**WORK TO BE COMPLETED**
The lines below that include "Normal" are to be found and copied.
####################
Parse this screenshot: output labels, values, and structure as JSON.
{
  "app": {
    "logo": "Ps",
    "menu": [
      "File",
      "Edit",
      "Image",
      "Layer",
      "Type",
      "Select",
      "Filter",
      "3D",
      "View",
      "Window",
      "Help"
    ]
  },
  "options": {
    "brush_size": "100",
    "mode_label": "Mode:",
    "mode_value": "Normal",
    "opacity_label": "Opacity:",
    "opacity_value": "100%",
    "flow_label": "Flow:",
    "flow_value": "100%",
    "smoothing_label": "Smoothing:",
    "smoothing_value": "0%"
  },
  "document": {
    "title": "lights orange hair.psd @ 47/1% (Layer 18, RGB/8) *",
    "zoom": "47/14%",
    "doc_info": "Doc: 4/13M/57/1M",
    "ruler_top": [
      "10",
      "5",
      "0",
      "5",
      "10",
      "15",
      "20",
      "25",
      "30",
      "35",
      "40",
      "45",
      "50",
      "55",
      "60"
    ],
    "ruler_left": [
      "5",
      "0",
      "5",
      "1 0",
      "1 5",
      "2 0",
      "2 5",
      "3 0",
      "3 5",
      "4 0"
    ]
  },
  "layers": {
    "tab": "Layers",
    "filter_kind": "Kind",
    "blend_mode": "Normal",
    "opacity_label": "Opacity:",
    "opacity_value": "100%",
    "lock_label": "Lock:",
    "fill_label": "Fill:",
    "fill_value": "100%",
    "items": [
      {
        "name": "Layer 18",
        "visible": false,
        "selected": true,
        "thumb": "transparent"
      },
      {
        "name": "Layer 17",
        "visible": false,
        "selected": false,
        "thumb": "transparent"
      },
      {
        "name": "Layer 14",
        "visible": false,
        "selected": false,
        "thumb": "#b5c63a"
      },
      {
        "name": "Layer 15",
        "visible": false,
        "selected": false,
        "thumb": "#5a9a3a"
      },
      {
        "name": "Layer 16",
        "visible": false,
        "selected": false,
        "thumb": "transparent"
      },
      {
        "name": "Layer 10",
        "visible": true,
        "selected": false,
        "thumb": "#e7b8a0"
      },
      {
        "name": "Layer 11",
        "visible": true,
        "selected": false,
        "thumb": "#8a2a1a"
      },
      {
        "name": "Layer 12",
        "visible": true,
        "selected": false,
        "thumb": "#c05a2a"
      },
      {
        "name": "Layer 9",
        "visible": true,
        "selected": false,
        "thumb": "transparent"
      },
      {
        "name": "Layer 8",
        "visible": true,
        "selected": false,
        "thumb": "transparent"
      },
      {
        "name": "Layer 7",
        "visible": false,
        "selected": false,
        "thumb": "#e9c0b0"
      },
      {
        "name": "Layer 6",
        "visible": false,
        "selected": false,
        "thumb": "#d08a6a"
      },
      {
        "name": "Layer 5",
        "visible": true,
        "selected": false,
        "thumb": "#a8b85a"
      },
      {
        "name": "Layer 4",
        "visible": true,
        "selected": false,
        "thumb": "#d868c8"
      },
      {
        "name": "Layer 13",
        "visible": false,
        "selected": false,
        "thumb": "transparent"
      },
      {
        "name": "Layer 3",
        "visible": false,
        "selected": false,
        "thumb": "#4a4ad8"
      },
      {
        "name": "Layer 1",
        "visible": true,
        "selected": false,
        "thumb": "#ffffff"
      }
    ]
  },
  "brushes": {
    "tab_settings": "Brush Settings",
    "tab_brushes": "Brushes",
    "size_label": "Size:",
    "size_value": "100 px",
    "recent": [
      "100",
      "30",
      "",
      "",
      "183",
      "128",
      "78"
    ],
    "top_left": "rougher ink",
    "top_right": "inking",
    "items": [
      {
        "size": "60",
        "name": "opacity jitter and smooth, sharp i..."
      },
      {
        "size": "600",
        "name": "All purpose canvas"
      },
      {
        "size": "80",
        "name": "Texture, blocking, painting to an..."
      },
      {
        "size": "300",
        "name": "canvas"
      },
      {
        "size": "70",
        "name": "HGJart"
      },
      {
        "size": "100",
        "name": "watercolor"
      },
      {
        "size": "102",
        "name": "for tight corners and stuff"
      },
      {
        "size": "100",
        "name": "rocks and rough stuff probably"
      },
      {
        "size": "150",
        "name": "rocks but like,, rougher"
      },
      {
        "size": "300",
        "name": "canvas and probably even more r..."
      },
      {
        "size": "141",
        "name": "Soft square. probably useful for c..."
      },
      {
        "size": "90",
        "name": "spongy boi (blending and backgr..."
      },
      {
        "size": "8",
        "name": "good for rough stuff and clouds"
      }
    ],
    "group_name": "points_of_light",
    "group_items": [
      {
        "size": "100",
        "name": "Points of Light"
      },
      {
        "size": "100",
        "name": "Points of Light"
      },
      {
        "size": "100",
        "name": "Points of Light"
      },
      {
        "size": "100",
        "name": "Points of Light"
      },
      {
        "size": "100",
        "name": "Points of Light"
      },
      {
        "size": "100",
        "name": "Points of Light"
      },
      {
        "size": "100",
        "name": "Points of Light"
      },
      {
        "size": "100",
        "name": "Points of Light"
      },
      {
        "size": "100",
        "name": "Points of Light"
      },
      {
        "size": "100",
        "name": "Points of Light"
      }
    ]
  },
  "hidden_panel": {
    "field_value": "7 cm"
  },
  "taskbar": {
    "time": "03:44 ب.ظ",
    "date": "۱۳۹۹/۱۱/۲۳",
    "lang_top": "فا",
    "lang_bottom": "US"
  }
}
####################
**REPLY TO THE TASK**
    "mode_value": "Normal",
    "blend_mode": "Normal",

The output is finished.